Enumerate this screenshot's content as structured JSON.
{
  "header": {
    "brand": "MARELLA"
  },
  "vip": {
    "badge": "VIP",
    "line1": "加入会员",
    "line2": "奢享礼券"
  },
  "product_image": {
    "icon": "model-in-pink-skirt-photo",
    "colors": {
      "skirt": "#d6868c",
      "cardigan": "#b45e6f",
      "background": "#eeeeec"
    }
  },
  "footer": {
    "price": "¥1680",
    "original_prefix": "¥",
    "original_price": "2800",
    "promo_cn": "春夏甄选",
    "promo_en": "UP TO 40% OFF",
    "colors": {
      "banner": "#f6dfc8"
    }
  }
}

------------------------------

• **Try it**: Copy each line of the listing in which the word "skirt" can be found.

• **Answer**:
    "icon": "model-in-pink-skirt-photo",
      "skirt": "#d6868c",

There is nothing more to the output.